  34. Post #34
    Mr. America's Avatar
    June 2011
    136 Posts
    There is also no reason to give governments the authority to determine whether or not it's citizens are granted the privilege of life even though they are already able to have 'life' before the fact that the government can grant the privilege.
    I'm not arguing about the enforcing of it by a government. I'm discussing theoretically the privileges of people and punishments, not their actual implementations in governments.

  35. Post #35
    Gold Member
    DOG-GY's Avatar
    June 2009
    13,227 Posts
    He isn't arguing semantics he's basically revealing that past a reactionary, emotional response to crime/terrorism you haven't thought this out at all.

  36. Post #36
    Why so Sirius?
    SIRIUS's Avatar
    April 2009
    1,765 Posts
    So, someone who takes a family hostage and tortures the kids in front of the parents, kills them then burns the parents alive really deserves to be treated like they're humans? They're dogs, they deserve to die like them.
    they are humans, like you, like me. they have reasons for what they do, if you were to be in there shoes you might do the same. we are all people trying to live our lives, shaped by experience. you don't stop to ask: why did he kill them, what drove him to. and instead of looking for a solution to the cause, you'd put a band aid over it by just killing them, who's acting like a dog now

  37. Post #37
    Valnar's Avatar
    November 2007
    2,503 Posts
    I'm not arguing about the enforcing of it by a government. I'm discussing theoretically the privileges of people and punishments, not their actual implementations in governments.
    How can you talk about this kind of thing in a purely theoretical way? You keep saying that there is some arbitrary reason to have your privilege to life revoked, but you never explain what that reason ever could be. Because it is so arbitrary that forms a weakness in your argument, anyone can choose any reason to deny privilege to life in your system and be justified.
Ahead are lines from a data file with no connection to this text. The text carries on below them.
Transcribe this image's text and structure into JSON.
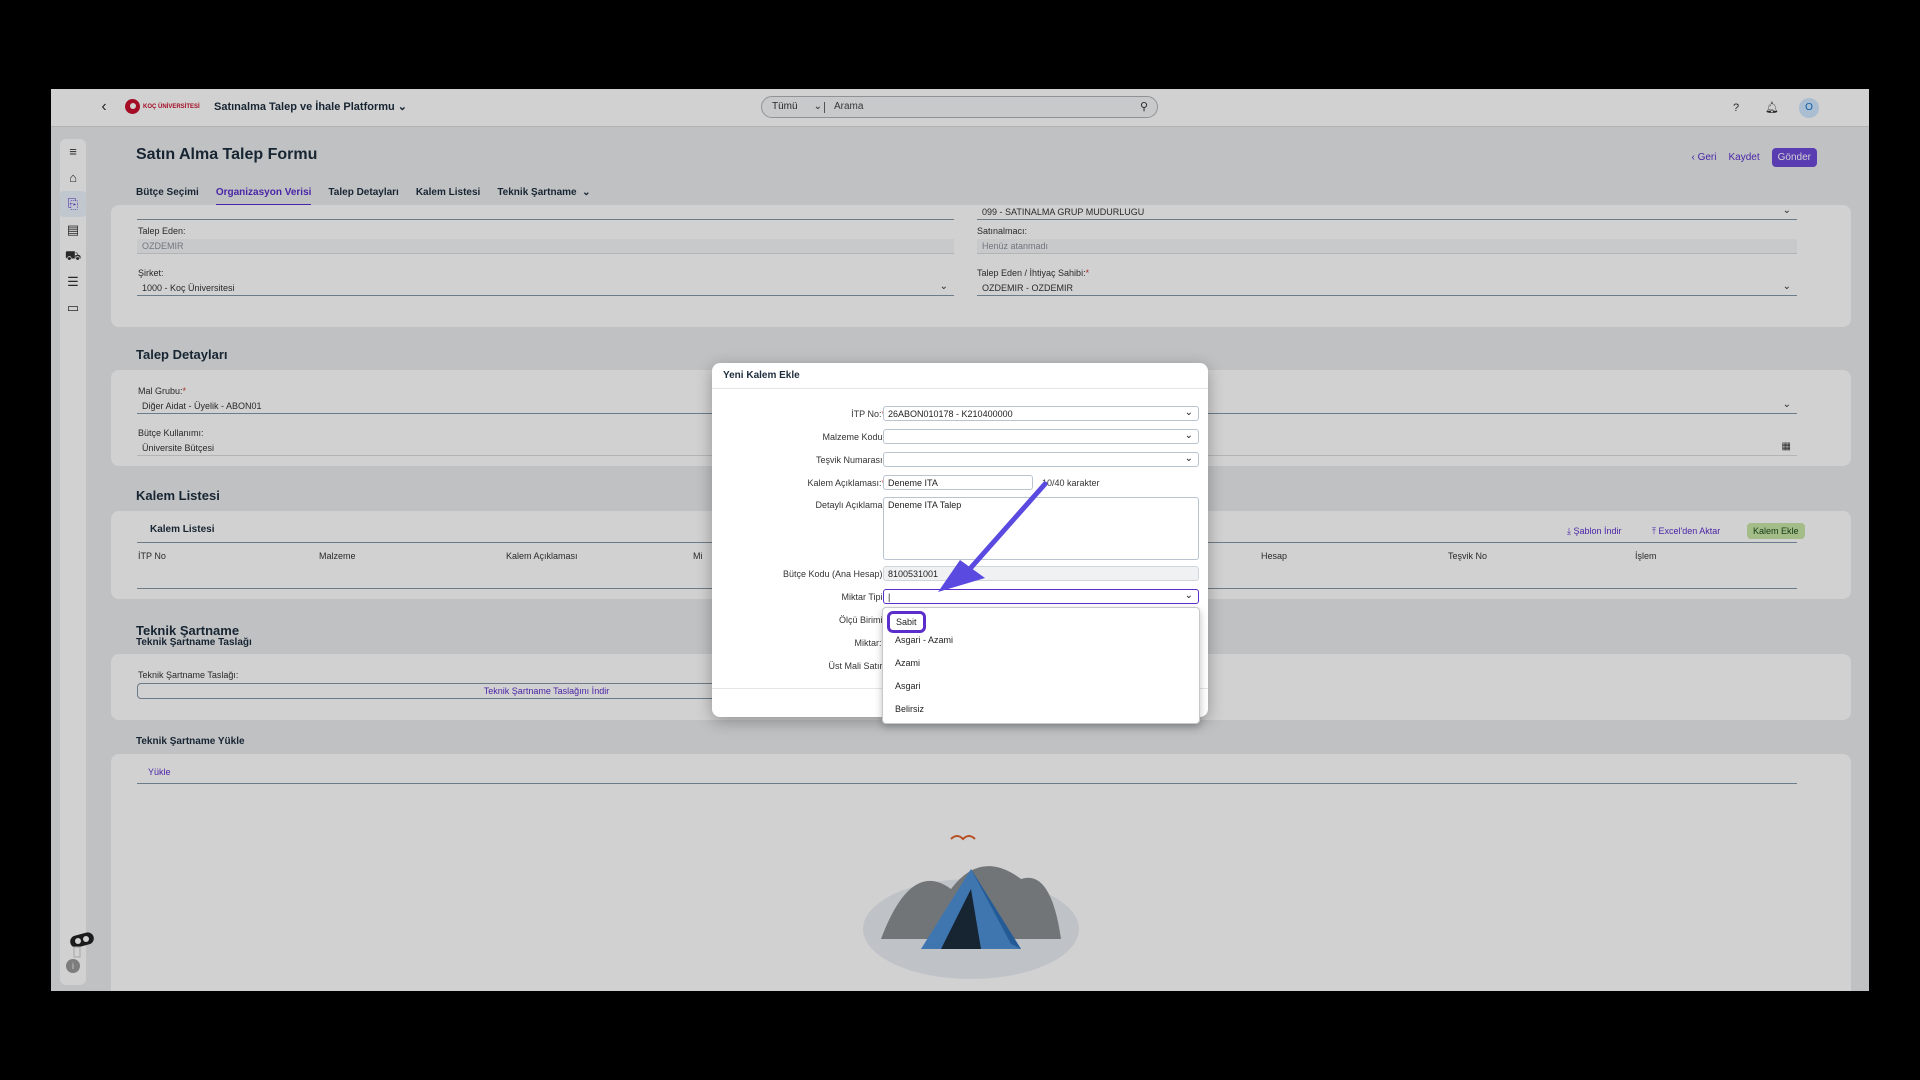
{
  "shell": {
    "product": "Satınalma Talep ve İhale Platformu ⌄",
    "logo_text": "KOÇ ÜNİVERSİTESİ",
    "search_scope": "Tümü",
    "search_placeholder": "Arama",
    "avatar": "O"
  },
  "page": {
    "title": "Satın Alma Talep Formu",
    "actions": {
      "back": "Geri",
      "save": "Kaydet",
      "send": "Gönder"
    },
    "tabs": [
      "Bütçe Seçimi",
      "Organizasyon Verisi",
      "Talep Detayları",
      "Kalem Listesi",
      "Teknik Şartname"
    ],
    "active_tab": "Organizasyon Verisi"
  },
  "org": {
    "group_value": "099 - SATINALMA GRUP MUDURLUGU",
    "requester_label": "Talep Eden:",
    "requester_value": "OZDEMIR",
    "buyer_label": "Satınalmacı:",
    "buyer_value": "Henüz atanmadı",
    "company_label": "Şirket:",
    "company_value": "1000 - Koç Üniversitesi",
    "owner_label": "Talep Eden / İhtiyaç Sahibi:",
    "owner_value": "OZDEMIR - OZDEMIR"
  },
  "details": {
    "title": "Talep Detayları",
    "material_group_label": "Mal Grubu:",
    "material_group_value": "Diğer Aidat - Üyelik - ABON01",
    "budget_use_label": "Bütçe Kullanımı:",
    "budget_use_value": "Üniversite Bütçesi"
  },
  "items": {
    "section_title": "Kalem Listesi",
    "table_title": "Kalem Listesi",
    "download_template": "Şablon İndir",
    "excel_import": "Excel'den Aktar",
    "add_item": "Kalem Ekle",
    "columns": [
      "İTP No",
      "Malzeme",
      "Kalem Açıklaması",
      "Mi",
      "Hesap",
      "Teşvik No",
      "İşlem"
    ]
  },
  "spec": {
    "title": "Teknik Şartname",
    "draft_subtitle": "Teknik Şartname Taslağı",
    "draft_label": "Teknik Şartname Taslağı:",
    "download_draft": "Teknik Şartname Taslağını İndir",
    "upload_subtitle": "Teknik Şartname Yükle",
    "upload": "Yükle"
  },
  "dialog": {
    "title": "Yeni Kalem Ekle",
    "itp_label": "İTP No:",
    "itp_value": "26ABON010178 - K210400000",
    "material_code_label": "Malzeme Kodu:",
    "incentive_label": "Teşvik Numarası:",
    "item_desc_label": "Kalem Açıklaması:",
    "item_desc_value": "Deneme ITA",
    "char_count": "10/40 karakter",
    "detail_desc_label": "Detaylı Açıklama:",
    "detail_desc_value": "Deneme ITA Talep",
    "budget_code_label": "Bütçe Kodu (Ana Hesap):",
    "budget_code_value": "8100531001",
    "qty_type_label": "Miktar Tipi:",
    "unit_label": "Ölçü Birimi:",
    "qty_label": "Miktar:",
    "parent_row_label": "Üst Mali Satır:"
  },
  "dropdown": {
    "options": [
      "Sabit",
      "Asgari - Azami",
      "Azami",
      "Asgari",
      "Belirsiz"
    ],
    "highlighted": "Sabit"
  }
}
  38. Post #38
    Gold Member
    ChristopherB's Avatar
    October 2008
    2,422 Posts
    It seems rather silly to argue about hypothetical situations regarding human rights without taking governments into consideration as they are the very institutions that make those rights necessary.
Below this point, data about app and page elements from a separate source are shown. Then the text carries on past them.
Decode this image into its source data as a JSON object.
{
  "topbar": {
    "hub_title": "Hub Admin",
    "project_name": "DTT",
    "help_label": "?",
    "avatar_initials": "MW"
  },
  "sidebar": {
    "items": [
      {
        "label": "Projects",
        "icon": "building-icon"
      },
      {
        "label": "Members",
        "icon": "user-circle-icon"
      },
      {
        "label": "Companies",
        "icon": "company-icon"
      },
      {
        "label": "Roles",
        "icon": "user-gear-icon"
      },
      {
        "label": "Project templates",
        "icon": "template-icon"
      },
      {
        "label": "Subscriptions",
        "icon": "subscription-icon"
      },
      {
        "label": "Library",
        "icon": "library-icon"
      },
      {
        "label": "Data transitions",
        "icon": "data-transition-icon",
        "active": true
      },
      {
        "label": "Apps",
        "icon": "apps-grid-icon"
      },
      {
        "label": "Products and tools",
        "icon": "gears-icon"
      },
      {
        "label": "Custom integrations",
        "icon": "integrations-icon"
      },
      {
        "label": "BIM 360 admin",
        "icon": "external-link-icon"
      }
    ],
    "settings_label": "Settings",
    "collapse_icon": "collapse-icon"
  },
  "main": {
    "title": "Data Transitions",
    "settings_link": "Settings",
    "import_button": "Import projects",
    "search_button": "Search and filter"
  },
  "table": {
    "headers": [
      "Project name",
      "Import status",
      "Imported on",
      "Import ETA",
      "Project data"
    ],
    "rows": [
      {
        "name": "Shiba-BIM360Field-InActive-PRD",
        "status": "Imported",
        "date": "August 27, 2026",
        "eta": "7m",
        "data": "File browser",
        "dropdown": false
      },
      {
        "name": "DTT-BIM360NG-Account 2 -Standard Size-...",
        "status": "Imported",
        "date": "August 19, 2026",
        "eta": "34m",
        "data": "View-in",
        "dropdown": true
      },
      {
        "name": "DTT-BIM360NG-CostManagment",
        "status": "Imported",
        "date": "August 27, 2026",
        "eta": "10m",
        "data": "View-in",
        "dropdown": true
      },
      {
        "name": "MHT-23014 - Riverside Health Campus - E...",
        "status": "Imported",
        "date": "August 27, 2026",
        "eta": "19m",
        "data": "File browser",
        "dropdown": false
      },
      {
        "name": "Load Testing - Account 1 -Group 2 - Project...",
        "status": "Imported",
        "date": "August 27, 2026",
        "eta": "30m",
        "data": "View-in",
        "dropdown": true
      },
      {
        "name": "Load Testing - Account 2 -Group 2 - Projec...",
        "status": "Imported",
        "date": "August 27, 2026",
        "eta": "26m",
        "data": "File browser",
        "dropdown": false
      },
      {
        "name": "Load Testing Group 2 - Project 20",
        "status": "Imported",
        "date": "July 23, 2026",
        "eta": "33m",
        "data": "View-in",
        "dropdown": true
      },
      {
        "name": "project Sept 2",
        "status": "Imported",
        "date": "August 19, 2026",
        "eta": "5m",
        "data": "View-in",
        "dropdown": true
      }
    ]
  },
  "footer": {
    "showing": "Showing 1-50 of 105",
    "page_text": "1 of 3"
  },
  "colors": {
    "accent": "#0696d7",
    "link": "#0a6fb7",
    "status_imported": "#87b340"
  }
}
  39. Post #39
    Mr. America's Avatar
    June 2011
    136 Posts
    they are humans, like you, like me. they have reasons for what they do, if you were to be in there shoes you might do the same. we are all people trying to live our lives, shaped by experience. you don't stop to ask: why did he kill them, what drove him to. and instead of looking for a solution to the cause, you'd put a band aid over it by just killing them, who's acting like a dog now
    So, you think that the reason for torturing innocent people can justify saving their life? I should remind you that by innocent that means they have done nothing to that person. If the guy killed his dad because his dad had tortured him then I would agree with you his actions are justifiable. However, the OP asked about people killing innocents in particular; which is the point I am arguing from.

    I have given this much thought and have not been presented with any reason why someone who maliciously kills innocents should have their own life preserved. Do you feel that we are just above that? Or that they deserve a second chance to be rehabilitated? So far I have just heard put them away forever, what does that do other than waste resources?

  40. Post #40
    Arguing semantics..
    Doesn't devalue the point, particularly when the semantical distinction of "right" vs. "privilege" is a huge part of the argument.

    You would not have a reasonable cause to deprive me of my privilege of life.
    Unjustified claim

    Everyone has the privilege of life until they have revoked it through some action.
    What action? Why those actions? Who determines that those are correct?

    No, taking slaves would not be justified because there is no real reason to do that
    Unjustified claim

    and it would be taking someone else's privilege of right for an inherently bad cause,
    Inherently bad according to who? What makes them right?

    thus you have revoked your own privilege of life.
    As unjustified as above.